(EXERCISE INPUTS begins)
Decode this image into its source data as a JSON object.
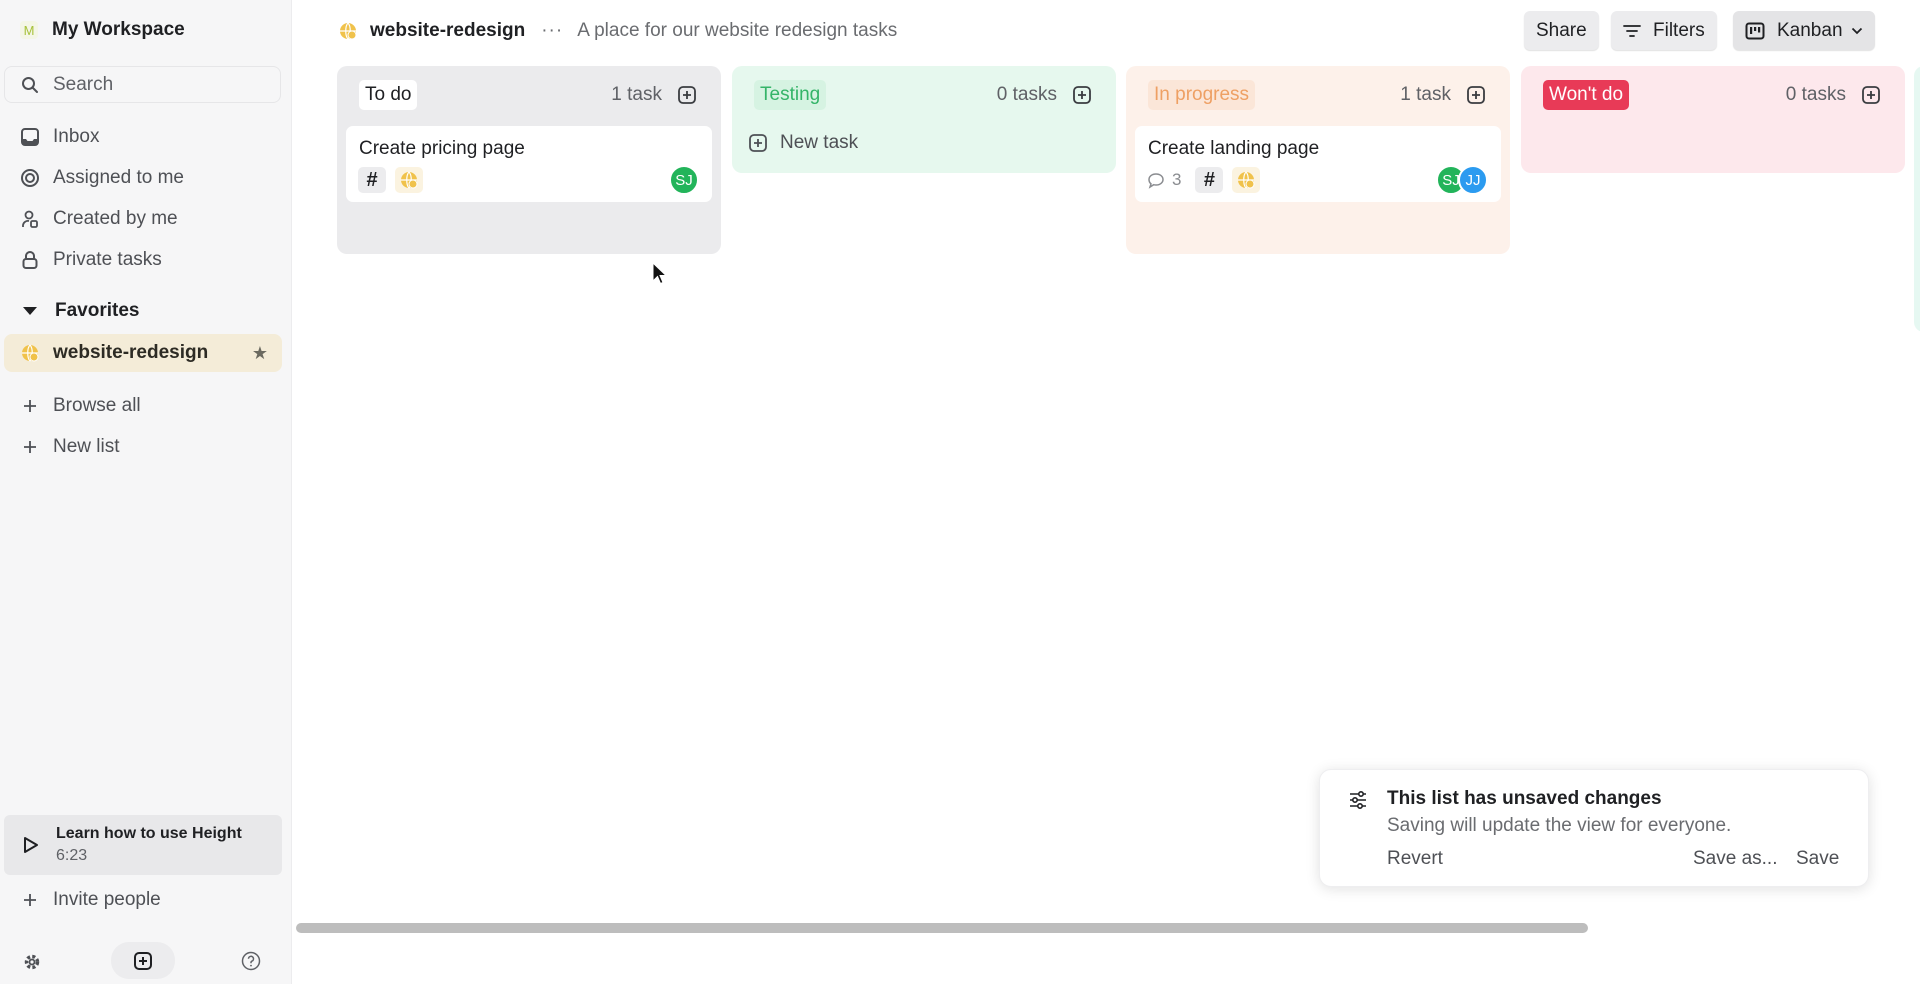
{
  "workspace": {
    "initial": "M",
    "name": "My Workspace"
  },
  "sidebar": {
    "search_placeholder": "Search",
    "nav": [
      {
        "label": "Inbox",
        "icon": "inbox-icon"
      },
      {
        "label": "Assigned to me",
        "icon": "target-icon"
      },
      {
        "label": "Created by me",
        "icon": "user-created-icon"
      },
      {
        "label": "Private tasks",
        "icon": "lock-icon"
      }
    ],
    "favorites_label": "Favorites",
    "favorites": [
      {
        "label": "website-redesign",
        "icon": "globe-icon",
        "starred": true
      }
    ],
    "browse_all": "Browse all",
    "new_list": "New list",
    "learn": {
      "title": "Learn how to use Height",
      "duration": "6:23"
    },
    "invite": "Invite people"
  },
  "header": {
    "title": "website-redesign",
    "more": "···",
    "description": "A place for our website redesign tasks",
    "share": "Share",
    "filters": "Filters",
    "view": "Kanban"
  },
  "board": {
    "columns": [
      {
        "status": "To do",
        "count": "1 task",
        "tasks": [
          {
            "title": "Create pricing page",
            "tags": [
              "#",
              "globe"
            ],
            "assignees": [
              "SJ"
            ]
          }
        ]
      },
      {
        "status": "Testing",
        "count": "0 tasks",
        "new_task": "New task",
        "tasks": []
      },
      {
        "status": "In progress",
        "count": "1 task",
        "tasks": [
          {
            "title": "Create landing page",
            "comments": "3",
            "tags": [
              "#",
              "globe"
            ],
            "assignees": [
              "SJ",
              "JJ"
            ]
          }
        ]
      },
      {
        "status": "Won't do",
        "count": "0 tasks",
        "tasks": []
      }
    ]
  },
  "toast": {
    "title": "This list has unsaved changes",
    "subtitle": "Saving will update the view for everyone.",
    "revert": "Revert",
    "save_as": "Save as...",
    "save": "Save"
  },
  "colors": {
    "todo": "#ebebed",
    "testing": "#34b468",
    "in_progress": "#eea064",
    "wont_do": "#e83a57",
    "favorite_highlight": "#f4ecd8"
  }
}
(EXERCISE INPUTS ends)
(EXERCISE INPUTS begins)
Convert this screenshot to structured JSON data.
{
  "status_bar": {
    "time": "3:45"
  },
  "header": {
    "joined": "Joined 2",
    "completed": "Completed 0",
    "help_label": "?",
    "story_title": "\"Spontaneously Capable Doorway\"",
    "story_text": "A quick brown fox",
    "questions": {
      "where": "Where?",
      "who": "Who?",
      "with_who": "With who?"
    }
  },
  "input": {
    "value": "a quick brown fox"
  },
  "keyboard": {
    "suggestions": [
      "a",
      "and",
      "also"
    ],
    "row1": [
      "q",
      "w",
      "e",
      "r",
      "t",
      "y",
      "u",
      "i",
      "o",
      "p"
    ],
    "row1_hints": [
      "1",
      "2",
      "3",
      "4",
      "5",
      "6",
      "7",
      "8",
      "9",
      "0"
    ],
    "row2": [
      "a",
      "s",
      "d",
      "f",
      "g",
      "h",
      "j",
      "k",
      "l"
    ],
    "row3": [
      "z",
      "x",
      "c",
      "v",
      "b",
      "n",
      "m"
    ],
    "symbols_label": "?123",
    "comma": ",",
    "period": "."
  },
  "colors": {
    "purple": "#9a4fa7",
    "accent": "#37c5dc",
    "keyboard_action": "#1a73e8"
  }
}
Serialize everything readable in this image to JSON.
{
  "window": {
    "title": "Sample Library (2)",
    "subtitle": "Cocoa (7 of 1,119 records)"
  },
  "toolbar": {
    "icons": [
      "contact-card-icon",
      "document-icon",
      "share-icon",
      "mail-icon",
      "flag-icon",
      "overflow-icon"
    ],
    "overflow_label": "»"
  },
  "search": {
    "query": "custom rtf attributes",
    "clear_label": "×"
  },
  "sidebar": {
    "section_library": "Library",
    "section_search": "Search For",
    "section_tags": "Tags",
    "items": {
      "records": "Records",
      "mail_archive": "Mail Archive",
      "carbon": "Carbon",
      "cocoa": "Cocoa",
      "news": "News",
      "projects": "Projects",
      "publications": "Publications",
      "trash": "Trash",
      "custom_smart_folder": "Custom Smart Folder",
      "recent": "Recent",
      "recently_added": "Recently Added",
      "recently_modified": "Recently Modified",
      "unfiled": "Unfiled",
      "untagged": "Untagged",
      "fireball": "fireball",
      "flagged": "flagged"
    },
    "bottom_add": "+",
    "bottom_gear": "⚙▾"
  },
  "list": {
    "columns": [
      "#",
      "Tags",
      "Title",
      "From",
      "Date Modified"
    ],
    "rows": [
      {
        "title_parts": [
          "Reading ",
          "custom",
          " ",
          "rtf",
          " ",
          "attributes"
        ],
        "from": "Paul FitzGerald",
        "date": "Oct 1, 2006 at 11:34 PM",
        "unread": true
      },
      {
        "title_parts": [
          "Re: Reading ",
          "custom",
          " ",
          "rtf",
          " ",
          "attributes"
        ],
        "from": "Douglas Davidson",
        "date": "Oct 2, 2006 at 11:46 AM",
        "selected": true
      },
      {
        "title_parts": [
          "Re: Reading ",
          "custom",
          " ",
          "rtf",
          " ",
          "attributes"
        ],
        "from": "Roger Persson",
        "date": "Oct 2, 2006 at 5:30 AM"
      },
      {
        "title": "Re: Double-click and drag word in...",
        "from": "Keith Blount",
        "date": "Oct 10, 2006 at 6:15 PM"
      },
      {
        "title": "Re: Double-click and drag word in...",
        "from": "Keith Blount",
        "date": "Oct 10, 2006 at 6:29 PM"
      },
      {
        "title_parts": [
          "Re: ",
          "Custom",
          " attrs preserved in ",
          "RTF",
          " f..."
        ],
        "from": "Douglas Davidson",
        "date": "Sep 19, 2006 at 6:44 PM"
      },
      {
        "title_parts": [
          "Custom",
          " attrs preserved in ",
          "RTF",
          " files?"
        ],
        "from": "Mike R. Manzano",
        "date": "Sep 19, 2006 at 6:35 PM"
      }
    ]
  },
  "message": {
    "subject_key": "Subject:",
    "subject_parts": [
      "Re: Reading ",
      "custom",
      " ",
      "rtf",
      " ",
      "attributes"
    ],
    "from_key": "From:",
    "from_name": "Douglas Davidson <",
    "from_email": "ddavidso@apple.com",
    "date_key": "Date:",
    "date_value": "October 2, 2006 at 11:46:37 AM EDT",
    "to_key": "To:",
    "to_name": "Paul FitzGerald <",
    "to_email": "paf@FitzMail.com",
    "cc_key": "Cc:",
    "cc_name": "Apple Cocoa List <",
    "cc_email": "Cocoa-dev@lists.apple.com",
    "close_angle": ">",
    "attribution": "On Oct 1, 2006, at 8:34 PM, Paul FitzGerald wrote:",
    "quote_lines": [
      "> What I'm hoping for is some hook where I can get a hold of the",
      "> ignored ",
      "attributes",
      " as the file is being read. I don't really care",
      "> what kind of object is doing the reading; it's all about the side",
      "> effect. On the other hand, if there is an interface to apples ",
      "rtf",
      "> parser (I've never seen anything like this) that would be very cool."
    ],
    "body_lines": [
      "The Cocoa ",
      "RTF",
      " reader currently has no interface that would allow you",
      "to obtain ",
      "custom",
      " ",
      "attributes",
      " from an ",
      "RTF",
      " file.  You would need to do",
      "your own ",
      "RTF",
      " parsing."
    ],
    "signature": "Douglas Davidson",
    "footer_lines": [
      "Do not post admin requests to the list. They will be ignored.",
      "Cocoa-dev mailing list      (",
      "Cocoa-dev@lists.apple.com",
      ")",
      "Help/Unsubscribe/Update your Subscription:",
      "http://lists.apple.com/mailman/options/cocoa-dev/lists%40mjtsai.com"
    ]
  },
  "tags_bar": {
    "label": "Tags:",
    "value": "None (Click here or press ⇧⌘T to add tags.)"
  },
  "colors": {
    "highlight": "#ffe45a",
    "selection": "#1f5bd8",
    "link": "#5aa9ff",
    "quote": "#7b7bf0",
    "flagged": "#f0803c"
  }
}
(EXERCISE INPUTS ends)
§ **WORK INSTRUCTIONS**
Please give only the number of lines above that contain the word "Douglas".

§ **EXERCISE OUTPUT**
4